“Attention is the beginning of devotion,” observed American poet Mary Oliver. As a first step in many cities, we need a radical shift in our mindset about birds, from indifference at best, to one that views birds as cohabitants of cities and perhaps eventually as citizens sharing an equal right to exist and flourish. Then we might be close to reaching the true potential and promise of a bird-friendly city.
- For more about the Biophilic Cities Network see: https://www.biophiliccities.org/
- For more information about this book, see: https://islandpress.org/books/bird-friendly-city
- See Scott R. Loss, Tom Will, Sara S.Loss, and Peter P. Marra, “Bird–building collisions in the United States: Estimates of annual mortality and species vulnerability,” BioOne, January 2014, found here: https://bioone.org/journals/the-condor/volume-116/issue-1/CONDOR-13-090.1/Birdbuilding-collisions-in-the-United-States--Estimates-of-annual/10.1650/CONDOR-13-090.1.full
- More specifics about this can be found in New York Department of Buildings, Bird Friendly Building Design and Construction Requirements Guidance Document, November 2020.
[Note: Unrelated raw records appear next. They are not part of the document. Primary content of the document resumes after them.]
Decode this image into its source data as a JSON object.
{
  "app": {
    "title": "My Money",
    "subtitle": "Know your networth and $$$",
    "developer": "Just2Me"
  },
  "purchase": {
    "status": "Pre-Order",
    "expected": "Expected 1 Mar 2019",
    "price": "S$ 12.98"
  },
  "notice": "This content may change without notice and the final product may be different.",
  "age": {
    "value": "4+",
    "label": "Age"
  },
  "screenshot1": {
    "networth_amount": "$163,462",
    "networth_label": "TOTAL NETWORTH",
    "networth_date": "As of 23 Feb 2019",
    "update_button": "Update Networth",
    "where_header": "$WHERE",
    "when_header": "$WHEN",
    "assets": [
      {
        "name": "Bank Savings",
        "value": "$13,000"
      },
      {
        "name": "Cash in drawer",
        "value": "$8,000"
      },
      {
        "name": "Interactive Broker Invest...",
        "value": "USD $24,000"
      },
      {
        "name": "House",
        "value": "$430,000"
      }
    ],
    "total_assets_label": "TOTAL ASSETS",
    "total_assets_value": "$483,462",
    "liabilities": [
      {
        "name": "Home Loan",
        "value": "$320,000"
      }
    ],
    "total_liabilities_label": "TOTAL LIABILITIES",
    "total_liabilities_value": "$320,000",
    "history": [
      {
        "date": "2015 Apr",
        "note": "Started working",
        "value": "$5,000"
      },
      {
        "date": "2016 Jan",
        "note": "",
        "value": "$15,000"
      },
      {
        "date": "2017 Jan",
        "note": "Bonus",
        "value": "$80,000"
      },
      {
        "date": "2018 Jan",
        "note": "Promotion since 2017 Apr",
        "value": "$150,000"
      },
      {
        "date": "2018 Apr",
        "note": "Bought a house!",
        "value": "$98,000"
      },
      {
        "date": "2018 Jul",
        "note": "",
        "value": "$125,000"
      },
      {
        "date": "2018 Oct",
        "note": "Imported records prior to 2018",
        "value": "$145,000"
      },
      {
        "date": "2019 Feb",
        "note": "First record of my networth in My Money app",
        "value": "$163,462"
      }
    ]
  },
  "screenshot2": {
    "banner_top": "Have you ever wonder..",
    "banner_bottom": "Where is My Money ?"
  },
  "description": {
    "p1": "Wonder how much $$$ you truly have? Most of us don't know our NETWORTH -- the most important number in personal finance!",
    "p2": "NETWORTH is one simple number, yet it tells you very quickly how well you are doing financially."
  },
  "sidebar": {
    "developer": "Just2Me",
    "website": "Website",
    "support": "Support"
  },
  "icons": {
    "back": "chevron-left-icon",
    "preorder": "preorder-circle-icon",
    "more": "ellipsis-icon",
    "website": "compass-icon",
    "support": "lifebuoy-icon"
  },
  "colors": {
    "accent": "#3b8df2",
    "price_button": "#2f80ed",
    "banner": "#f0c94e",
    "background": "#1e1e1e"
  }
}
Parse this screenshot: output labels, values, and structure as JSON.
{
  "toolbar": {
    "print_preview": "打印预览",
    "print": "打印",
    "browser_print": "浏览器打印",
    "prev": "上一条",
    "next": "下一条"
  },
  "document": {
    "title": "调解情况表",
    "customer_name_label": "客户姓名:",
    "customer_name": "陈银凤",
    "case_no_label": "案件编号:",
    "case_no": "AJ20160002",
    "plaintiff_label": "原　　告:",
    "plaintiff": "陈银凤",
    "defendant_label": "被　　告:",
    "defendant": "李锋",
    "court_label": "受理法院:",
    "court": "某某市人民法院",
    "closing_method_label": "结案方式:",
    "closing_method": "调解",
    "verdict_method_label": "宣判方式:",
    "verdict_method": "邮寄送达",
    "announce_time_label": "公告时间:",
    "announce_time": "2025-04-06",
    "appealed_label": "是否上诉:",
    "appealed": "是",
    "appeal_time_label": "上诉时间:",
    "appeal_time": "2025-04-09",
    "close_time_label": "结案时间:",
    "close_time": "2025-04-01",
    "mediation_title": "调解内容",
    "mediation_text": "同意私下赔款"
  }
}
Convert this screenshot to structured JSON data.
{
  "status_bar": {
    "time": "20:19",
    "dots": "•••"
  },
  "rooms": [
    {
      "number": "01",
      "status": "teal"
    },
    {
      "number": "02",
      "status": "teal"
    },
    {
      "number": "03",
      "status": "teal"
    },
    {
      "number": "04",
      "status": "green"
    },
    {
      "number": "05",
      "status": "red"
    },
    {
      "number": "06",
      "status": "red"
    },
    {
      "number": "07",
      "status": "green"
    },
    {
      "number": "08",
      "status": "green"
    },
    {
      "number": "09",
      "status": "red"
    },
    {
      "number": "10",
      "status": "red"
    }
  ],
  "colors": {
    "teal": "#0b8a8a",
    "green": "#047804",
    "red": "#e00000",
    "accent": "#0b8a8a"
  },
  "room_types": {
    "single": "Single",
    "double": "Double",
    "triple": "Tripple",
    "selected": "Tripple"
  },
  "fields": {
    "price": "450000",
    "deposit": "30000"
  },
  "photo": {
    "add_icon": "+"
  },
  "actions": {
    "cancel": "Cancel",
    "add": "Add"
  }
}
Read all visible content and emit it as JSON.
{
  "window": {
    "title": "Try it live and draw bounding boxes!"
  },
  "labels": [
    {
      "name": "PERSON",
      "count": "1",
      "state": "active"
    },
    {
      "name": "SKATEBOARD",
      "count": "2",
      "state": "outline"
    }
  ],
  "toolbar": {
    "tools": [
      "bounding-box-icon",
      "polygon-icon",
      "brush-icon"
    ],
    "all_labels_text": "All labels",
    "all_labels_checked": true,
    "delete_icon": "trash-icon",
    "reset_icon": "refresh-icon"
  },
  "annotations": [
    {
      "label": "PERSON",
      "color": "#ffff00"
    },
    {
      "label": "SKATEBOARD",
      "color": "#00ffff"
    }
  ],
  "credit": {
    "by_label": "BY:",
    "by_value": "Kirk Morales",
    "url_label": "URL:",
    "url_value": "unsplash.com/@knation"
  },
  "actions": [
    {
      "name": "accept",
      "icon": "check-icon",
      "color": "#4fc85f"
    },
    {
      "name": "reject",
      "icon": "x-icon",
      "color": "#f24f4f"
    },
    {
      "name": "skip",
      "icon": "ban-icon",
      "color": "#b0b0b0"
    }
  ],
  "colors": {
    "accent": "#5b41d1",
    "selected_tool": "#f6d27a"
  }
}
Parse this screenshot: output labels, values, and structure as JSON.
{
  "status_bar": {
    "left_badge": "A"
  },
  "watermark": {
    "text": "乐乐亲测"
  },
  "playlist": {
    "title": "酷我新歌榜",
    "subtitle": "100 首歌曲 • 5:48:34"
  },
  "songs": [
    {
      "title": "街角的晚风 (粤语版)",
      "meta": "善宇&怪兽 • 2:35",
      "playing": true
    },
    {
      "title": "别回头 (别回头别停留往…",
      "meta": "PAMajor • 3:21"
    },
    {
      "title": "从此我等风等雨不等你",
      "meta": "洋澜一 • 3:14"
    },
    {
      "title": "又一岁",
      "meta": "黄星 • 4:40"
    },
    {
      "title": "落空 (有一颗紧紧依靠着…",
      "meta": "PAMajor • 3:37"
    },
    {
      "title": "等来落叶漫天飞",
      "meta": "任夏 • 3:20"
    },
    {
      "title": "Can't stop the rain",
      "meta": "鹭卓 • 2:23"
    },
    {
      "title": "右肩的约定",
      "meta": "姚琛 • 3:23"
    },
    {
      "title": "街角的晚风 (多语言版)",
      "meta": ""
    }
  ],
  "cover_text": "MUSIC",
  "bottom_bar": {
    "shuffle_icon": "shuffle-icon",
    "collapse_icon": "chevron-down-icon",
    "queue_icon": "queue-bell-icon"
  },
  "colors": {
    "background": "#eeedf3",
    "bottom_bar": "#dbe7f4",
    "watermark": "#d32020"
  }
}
- Douglas W. Tallamy, Nature’s Best Hope: A New Approach to Conservation That Starts in Your Yard, Timber Press, 2020.
- See a film about this story here: https://www.biophiliccities.org/perth-urban-wetland-film
- For more about natural sounds as assets to a city, see Beatley, “Celebrating the Natural Soundscapes of Cities,” The Nature of Cities, found here: https://www.thenatureofcities.com/2013/01/13/celebrating-the-natural-soundscapes-of-cities/
All photos: Timothy Beatley